More predicted layoffs at Motorola Mobility are taking place under the new ownership by Google.
The company is expected to layoff some 1,200 employees working in the United States, China and India, news reports said. That amount represents about 10 percent of its current employees
The news came from a company e-mail handed over to The Journal that
said in part, "while we're very optimistic about the new products in our pipeline, we still face challenges. … our costs are too high, we're operating in markets where we're not competitive and we're losing money."
These layoffs are in addition to a 20 percent cut in Motorola’s employee count which began in August, The Journal claims. It had as a goal to lay off some 4,000 employees as of last year. Motorola had 11,113 employees as of December.
"These cuts are a continuation of the reductions we announced last summer,” a Motorola statement said. “It's obviously very hard for the employees concerned, and we are committed to helping them through this difficult transition."
News about fewer jobs at the company comes at the same time that nationally, the U.S. economy added 236,000 jobs in February, and the unemployment rate dropped to 7.7 percent – a four-year low.
Google purchased Motorola Mobility for $12.5 billion largely for its rich patent portfolio. But more recently, The Journal is reporting that “Google executives have referred to Motorola as an insurance policy in case Google loses control of Android to Samsung, which has commanded a growing share of the Android-based device market.”
However, Motorola has seen operating losses in recent months.
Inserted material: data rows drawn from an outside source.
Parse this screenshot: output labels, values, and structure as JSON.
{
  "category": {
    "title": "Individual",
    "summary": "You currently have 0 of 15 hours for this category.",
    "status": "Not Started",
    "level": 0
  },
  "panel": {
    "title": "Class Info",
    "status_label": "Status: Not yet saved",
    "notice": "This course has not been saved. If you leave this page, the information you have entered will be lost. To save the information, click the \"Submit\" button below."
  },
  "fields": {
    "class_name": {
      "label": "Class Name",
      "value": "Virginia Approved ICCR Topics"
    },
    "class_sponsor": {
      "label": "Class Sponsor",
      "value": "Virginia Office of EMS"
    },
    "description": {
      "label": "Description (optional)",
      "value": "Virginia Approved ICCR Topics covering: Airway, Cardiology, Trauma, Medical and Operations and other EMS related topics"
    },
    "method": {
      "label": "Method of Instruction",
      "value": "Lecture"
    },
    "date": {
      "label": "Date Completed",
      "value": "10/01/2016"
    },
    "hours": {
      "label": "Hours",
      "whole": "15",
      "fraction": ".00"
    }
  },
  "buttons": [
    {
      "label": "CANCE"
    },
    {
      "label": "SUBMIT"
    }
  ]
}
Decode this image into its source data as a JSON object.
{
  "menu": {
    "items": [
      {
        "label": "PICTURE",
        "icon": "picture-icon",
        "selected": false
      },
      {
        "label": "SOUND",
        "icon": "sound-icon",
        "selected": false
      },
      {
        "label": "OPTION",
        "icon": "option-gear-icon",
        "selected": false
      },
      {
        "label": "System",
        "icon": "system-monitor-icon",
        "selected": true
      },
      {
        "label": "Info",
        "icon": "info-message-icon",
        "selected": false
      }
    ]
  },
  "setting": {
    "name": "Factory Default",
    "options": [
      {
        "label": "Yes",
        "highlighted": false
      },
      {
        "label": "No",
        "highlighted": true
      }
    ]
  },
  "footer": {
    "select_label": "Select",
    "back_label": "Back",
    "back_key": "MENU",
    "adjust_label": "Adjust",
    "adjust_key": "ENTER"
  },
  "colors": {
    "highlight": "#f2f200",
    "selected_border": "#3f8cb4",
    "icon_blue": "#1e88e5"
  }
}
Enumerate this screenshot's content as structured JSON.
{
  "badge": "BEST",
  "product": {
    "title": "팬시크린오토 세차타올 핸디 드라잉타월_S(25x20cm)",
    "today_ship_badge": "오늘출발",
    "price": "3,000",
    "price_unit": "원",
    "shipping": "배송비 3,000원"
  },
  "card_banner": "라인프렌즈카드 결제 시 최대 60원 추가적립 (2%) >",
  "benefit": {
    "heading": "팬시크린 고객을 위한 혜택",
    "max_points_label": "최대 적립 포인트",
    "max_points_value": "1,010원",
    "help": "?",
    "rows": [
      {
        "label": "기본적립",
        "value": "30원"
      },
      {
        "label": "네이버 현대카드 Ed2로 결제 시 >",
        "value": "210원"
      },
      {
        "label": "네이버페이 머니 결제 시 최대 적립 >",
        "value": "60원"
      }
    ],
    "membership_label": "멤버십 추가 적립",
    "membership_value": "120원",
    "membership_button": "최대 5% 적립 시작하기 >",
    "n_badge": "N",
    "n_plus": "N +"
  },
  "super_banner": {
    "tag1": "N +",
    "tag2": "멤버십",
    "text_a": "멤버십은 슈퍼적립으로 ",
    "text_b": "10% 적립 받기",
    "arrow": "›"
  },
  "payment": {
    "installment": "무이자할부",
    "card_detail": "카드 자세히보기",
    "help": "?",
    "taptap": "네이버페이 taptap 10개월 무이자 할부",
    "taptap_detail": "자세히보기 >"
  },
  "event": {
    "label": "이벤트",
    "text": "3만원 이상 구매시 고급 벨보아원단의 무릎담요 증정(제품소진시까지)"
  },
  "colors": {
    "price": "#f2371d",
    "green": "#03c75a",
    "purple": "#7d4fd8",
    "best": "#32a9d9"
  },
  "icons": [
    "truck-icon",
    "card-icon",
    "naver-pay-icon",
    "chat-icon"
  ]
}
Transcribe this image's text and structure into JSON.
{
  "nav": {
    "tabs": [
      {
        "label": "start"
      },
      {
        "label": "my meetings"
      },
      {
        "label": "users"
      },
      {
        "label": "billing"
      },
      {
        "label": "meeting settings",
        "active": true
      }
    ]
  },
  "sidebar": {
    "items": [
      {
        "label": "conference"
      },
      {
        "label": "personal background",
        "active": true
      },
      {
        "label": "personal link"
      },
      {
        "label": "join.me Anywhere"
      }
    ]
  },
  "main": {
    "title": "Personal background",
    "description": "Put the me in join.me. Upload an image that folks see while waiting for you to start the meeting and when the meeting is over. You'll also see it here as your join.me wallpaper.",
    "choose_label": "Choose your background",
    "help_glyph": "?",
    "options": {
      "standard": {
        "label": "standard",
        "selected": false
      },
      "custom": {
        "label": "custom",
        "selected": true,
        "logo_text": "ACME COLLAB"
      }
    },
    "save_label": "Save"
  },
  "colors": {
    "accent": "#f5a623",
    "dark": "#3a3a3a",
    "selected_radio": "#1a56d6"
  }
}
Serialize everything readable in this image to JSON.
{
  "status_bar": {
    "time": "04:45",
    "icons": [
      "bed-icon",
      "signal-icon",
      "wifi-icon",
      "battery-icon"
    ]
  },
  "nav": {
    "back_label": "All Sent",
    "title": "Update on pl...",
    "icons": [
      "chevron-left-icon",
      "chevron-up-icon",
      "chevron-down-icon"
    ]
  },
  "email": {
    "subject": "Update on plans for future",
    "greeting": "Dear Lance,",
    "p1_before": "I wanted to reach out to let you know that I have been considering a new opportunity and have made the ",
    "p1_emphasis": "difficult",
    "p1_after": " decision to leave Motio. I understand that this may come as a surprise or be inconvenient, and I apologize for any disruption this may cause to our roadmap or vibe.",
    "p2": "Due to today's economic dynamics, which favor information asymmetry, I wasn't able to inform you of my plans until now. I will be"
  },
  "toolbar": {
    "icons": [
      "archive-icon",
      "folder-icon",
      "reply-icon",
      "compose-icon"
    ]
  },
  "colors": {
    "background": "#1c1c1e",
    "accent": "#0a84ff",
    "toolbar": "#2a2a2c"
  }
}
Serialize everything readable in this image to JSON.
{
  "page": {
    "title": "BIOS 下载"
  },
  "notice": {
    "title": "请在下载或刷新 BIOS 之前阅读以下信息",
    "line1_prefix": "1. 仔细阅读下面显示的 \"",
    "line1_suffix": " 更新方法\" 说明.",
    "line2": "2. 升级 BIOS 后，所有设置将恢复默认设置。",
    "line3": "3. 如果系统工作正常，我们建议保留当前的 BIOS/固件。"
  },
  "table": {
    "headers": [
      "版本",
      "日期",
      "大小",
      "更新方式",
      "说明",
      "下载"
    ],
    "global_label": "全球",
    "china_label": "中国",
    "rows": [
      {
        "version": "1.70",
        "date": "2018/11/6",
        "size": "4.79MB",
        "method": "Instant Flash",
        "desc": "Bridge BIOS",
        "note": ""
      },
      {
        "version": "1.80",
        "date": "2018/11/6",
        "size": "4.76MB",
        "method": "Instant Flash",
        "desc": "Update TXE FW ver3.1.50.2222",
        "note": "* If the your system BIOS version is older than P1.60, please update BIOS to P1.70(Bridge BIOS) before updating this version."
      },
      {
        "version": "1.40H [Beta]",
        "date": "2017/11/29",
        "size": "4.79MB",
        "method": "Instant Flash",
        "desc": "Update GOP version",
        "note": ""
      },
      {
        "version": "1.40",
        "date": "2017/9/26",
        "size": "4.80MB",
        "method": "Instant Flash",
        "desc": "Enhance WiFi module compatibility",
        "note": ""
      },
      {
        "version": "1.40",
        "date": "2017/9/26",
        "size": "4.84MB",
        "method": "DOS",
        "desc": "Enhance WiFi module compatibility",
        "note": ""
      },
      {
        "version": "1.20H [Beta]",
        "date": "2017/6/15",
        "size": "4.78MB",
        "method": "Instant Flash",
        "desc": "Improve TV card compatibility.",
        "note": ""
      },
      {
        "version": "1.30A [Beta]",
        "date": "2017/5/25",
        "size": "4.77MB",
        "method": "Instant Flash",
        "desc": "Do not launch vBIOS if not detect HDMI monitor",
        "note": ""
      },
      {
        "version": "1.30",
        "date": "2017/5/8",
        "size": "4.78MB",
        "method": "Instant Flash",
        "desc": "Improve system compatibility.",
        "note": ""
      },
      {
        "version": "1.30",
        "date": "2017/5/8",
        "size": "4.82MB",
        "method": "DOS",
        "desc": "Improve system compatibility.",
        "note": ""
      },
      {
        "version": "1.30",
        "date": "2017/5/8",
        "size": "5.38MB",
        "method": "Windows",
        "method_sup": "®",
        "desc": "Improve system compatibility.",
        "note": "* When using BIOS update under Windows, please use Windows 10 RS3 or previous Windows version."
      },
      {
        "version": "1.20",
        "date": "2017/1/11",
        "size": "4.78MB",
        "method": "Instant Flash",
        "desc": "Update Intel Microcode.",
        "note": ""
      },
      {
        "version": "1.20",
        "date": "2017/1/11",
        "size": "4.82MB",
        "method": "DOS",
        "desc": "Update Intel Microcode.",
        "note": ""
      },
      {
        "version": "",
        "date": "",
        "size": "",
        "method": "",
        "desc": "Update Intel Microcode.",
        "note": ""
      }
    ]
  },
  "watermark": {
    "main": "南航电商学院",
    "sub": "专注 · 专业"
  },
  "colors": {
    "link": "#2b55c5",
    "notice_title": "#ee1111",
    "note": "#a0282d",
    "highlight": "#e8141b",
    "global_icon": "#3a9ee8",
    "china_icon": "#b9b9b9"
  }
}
In October, Google also warned that Motorola Mobility could see “significant” restructuring charges, according to TechZone360. “Motorola continues to evaluate its plans and further restructuring actions may occur, which may cause Google to incur additional restructuring charges, some of which may be significant,” a Google filing with the Securities and Exchange Commission in October added about Motorola.
Motorola Mobility manufactures cell phones and cable set-top boxes.
Edited by Brooke Neuman